Despite the disappointment, organizers tipped their hats to businesses and visitors who have supported the event in the past. “We would like to thank all the people who have attended and supported the Parade and Festival for the past 30 years,” the statement read. “We would also like to thank the Long Beach West End businesses, restaurants and our many street vendors that have participated in the past and made this annual event so successful.”

The Cafe, on West BeechStreet, was one of the businesses that was looking forward to Irish Day. Co-owner Candy McLaughlin praised the tradition, but said she was disappointed about the lost opportunity to bring in revenue during the festivities.

“It’s the one day of the year where businesses could make a substantial amount of income for one day,” McLaughlin said. “That’s what helps many businesses stay open during the winter. That’s how important Irish Day was.”

The Cafe, which opened shortly before the pandemic hit the U.S., was hoping for a big Irish Day boost from Irish Day. McLaughlin, a longtime Long Beach resident, said she wouldn’t let the Covid-19 crisis ruin the tradition. The restaurant, she said, would still have an Irish Day-themed menu next Saturday, and the staff would be dressed in green to keep the spirit of the event alive.

“Irish Day was something my friends and family would look forward to every year,” McLaughlin said. “We would hear the bagpipes and we knew Irish Day was here, and now the sadness and effect of Covid-19 has burdened the city and people once again.”

Leah Tozer, vice chairwoman of the Long Beach Chamber of Commerce, said the organization was working with the city to come up with other initiatives to help local businesses. The chamber, Tozer said, understands that people have to follow the state’s guidelines amid the pandemic. She also noted the community’s effort to help local business owners during a difficult time.

“The community at large has really come out and has been supporting our local businesses,” she said. “It shows the resilience of our local business owners.

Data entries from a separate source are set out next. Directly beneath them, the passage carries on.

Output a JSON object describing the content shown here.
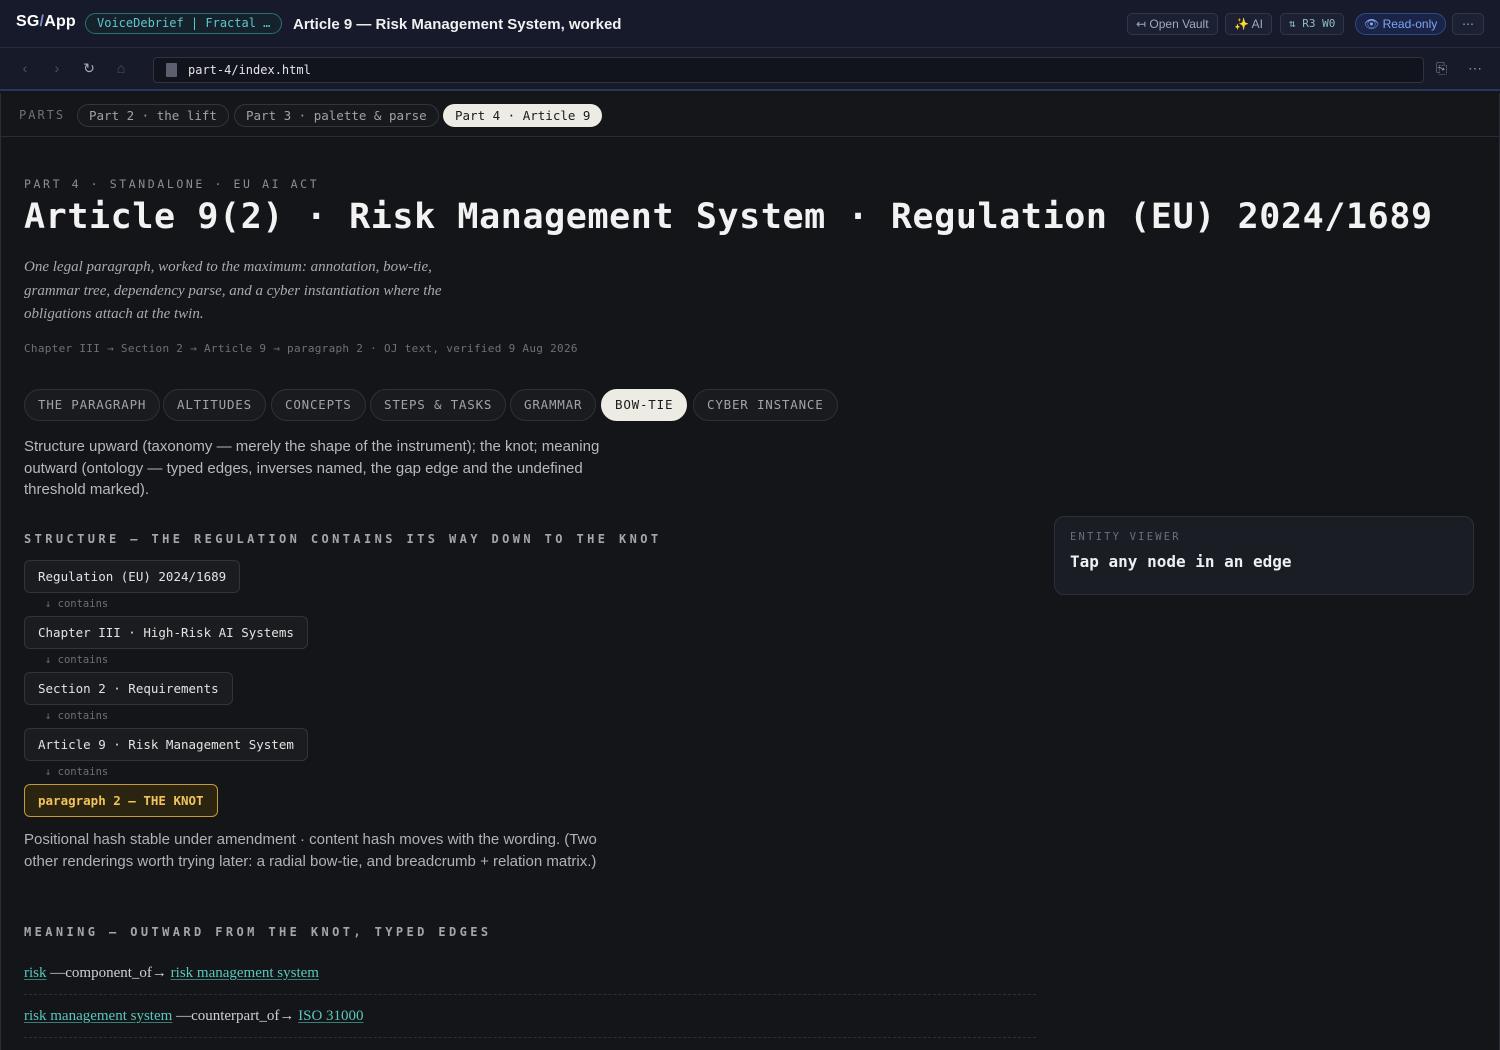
{
  "app": {
    "brand_left": "SG",
    "brand_slash": "/",
    "brand_right": "App",
    "project": "VoiceDebrief | Fractal …",
    "title": "Article 9 — Risk Management System, worked",
    "buttons": {
      "open_vault": "↤ Open Vault",
      "ai": "✨ AI",
      "rw": "⇅ R3 W0",
      "readonly": "👁 Read-only",
      "more": "⋯"
    }
  },
  "nav": {
    "back_icon": "‹",
    "forward_icon": "›",
    "reload_icon": "↻",
    "home_icon": "⌂",
    "url": "part-4/index.html",
    "copy_icon": "⎘",
    "menu_icon": "⋯"
  },
  "parts": {
    "label": "PARTS",
    "items": [
      "Part 2 · the lift",
      "Part 3 · palette & parse",
      "Part 4 · Article 9"
    ],
    "active_index": 2
  },
  "hero": {
    "eyebrow": "PART 4 · STANDALONE · EU AI ACT",
    "title": "Article 9(2) · Risk Management System · Regulation (EU) 2024/1689",
    "lede": "One legal paragraph, worked to the maximum: annotation, bow-tie, grammar tree, dependency parse, and a cyber instantiation where the obligations attach at the twin.",
    "path": "Chapter III → Section 2 → Article 9 → paragraph 2 · OJ text, verified 9 Aug 2026"
  },
  "tabs": {
    "items": [
      "THE PARAGRAPH",
      "ALTITUDES",
      "CONCEPTS",
      "STEPS & TASKS",
      "GRAMMAR",
      "BOW-TIE",
      "CYBER INSTANCE"
    ],
    "active": "BOW-TIE"
  },
  "bowtie": {
    "intro": "Structure upward (taxonomy — merely the shape of the instrument); the knot; meaning outward (ontology — typed edges, inverses named, the gap edge and the undefined threshold marked).",
    "structure_heading": "STRUCTURE — THE REGULATION CONTAINS ITS WAY DOWN TO THE KNOT",
    "chain": [
      "Regulation (EU) 2024/1689",
      "Chapter III · High-Risk AI Systems",
      "Section 2 · Requirements",
      "Article 9 · Risk Management System",
      "paragraph 2 — THE KNOT"
    ],
    "edge_label": "↓ contains",
    "note": "Positional hash stable under amendment · content hash moves with the wording. (Two other renderings worth trying later: a radial bow-tie, and breadcrumb + relation matrix.)",
    "meaning_heading": "MEANING — OUTWARD FROM THE KNOT, TYPED EDGES",
    "edges": [
      {
        "subject": "risk",
        "relation": "—component_of→",
        "object": "risk management system"
      },
      {
        "subject": "risk management system",
        "relation": "—counterpart_of→",
        "object": "ISO 31000"
      }
    ]
  },
  "viewer": {
    "label": "ENTITY VIEWER",
    "value": "Tap any node in an edge"
  }
}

We have a very special group of business owners.”

The Hibernians, in the meantime, were already thinking ahead to next year’s festivities. “We hope you will join us next year, on Saturday, October 2, 2021,” their statement read, “when we hope to continue the tradition of the St. Brendan the Navigator Irish Heritage Day Parade and Festival.”